» Problem details
Pick out each line below containing "highlighted".
+ + + + + + +
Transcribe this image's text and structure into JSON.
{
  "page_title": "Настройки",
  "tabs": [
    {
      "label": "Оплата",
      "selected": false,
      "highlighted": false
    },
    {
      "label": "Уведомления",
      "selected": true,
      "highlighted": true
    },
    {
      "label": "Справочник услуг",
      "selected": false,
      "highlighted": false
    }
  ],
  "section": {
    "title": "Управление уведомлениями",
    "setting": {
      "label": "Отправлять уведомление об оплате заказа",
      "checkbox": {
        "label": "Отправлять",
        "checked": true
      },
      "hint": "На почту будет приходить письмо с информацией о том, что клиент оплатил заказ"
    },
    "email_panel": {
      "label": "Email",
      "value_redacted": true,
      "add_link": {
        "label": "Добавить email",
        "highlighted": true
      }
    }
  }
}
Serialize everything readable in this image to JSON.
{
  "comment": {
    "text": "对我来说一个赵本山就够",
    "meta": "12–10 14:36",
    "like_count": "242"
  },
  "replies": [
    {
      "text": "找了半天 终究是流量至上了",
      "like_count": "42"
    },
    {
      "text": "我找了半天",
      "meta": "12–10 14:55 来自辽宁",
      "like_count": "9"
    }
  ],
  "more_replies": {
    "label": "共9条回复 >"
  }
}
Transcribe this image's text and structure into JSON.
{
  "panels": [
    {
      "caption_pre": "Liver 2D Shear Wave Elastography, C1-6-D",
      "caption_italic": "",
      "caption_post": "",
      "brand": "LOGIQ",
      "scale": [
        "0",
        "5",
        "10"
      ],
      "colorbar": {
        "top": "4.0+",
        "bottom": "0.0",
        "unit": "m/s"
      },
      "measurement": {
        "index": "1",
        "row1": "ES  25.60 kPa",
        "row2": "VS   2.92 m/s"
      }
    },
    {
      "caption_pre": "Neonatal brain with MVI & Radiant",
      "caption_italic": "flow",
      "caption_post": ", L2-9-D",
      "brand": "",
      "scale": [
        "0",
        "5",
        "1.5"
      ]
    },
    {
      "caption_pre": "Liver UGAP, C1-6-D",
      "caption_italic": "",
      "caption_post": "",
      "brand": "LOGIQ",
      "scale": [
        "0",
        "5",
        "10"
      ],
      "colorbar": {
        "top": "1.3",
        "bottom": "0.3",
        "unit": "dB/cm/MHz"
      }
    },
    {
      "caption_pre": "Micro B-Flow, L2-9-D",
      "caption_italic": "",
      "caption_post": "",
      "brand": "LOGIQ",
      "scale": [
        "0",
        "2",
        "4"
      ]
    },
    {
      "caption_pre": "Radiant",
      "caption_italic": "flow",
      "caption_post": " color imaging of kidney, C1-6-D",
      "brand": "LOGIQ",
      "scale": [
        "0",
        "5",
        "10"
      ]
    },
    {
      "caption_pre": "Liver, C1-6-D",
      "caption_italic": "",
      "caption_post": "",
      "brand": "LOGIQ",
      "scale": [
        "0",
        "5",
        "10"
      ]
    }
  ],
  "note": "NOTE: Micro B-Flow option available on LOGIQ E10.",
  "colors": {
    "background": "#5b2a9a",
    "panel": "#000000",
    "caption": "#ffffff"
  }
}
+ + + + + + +
» Written response
      "highlighted": false
      "highlighted": true
      "highlighted": false
        "highlighted": true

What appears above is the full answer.